THE TASK: Look through the data below, tally the lines where "activity" occurs, and write the total alone.

RECORD SET:
+--

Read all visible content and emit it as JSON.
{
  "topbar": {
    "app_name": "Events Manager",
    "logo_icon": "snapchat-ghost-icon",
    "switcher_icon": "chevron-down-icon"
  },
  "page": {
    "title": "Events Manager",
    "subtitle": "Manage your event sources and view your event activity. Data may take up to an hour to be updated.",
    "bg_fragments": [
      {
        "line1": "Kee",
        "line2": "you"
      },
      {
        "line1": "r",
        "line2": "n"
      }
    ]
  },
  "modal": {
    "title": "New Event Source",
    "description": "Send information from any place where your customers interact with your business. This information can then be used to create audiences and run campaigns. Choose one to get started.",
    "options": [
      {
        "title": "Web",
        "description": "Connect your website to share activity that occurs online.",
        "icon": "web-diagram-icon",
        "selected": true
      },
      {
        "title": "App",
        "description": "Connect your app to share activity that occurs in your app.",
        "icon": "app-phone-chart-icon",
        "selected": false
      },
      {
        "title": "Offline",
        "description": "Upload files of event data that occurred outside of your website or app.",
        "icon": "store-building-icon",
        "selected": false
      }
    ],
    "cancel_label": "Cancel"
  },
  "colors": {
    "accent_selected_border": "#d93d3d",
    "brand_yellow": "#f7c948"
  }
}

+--

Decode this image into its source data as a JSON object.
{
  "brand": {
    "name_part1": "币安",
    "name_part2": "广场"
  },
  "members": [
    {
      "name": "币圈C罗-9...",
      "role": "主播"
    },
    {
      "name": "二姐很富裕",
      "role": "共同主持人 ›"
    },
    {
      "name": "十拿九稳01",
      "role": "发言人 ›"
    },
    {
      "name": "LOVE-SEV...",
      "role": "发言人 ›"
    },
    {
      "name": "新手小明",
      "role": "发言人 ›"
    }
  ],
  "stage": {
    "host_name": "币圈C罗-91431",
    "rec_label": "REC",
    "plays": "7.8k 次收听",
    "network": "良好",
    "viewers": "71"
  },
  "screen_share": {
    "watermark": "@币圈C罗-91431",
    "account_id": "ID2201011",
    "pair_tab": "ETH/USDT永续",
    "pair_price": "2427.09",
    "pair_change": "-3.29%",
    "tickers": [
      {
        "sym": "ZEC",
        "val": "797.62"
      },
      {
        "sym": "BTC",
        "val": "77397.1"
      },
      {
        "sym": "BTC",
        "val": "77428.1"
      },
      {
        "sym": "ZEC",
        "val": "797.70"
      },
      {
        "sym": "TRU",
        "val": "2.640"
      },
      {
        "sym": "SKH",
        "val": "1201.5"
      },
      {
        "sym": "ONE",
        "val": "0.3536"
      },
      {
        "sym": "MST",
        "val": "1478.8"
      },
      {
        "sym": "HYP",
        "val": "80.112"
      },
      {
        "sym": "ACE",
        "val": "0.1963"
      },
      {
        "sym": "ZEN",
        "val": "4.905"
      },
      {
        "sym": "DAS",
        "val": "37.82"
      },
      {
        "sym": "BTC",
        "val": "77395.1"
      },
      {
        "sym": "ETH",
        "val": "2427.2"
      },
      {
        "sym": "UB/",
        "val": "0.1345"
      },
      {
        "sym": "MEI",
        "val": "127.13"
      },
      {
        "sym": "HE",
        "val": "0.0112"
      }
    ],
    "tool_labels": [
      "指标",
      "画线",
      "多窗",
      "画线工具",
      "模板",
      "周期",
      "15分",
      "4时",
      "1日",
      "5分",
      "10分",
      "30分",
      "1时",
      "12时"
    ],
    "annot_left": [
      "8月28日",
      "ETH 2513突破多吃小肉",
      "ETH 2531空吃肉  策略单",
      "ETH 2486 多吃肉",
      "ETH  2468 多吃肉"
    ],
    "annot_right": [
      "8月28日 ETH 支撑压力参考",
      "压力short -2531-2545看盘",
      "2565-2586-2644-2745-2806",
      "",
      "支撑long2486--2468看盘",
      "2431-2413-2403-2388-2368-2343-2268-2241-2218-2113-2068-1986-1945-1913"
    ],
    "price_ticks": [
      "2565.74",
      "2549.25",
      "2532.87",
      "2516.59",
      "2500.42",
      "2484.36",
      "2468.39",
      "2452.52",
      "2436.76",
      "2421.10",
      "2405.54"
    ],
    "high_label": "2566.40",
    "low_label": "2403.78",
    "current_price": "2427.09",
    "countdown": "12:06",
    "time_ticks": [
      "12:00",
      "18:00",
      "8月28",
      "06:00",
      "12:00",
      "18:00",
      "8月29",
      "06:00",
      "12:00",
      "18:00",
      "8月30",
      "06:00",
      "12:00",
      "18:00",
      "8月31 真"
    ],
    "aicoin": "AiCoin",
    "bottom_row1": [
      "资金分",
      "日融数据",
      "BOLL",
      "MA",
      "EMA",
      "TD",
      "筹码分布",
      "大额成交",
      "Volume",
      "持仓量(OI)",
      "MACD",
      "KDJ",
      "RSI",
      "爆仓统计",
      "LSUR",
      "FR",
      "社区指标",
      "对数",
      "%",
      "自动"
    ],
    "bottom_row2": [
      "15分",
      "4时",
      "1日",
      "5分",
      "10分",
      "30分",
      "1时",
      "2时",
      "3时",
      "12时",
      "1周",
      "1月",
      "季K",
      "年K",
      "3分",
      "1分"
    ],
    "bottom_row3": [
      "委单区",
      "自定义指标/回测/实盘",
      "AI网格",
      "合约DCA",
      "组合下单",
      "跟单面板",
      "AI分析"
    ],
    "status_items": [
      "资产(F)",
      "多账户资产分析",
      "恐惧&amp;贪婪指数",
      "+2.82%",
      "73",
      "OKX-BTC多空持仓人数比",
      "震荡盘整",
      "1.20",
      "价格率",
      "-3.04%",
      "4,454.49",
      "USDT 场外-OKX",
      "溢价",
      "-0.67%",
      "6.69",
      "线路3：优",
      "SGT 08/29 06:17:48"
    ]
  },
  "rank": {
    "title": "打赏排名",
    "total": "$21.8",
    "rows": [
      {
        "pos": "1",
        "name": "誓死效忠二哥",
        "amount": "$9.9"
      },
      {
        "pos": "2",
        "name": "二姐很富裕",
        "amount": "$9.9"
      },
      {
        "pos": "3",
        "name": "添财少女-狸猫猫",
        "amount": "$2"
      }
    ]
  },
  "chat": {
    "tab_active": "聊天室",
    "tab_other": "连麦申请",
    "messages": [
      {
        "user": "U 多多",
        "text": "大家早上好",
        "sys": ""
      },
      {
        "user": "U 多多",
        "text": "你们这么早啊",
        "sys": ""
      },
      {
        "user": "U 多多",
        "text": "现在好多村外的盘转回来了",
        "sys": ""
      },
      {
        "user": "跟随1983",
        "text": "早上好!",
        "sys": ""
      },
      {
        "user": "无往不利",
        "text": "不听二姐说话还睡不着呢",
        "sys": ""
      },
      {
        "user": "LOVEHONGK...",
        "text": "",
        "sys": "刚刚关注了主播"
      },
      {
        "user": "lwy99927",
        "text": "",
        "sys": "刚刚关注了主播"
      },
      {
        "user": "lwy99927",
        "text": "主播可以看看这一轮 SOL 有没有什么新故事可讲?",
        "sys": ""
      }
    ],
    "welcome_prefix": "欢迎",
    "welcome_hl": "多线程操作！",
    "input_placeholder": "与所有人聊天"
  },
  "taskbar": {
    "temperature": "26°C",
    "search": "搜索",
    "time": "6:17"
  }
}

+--

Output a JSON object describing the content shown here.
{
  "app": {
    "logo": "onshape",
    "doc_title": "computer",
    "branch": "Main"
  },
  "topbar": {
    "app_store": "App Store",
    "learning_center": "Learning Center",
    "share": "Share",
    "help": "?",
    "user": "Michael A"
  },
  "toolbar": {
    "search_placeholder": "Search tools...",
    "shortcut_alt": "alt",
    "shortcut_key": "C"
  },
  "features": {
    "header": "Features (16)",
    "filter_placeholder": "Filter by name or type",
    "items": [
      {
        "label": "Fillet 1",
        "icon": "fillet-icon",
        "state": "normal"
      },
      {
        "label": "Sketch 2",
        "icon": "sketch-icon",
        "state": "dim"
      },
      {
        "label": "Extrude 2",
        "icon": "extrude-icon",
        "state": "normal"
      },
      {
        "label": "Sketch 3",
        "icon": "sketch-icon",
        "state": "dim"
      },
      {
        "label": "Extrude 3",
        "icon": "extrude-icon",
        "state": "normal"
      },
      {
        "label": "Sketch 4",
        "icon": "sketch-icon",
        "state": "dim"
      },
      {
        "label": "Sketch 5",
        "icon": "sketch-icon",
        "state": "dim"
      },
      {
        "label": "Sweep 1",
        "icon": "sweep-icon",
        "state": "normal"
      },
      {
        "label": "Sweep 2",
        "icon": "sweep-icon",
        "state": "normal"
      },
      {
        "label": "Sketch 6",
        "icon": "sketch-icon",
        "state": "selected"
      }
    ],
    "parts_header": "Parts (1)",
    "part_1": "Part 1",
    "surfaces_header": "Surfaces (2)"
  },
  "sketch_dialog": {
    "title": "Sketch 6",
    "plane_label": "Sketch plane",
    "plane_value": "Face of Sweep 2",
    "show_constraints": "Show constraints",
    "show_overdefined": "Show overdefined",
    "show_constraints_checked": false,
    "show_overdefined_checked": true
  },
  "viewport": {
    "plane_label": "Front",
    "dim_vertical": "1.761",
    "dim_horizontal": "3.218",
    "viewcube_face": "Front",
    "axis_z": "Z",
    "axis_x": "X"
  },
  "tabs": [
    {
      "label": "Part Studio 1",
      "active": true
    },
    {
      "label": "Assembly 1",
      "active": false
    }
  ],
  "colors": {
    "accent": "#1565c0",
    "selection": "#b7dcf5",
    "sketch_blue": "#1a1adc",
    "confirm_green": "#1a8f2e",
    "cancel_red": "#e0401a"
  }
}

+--

TASK OUTPUT: 3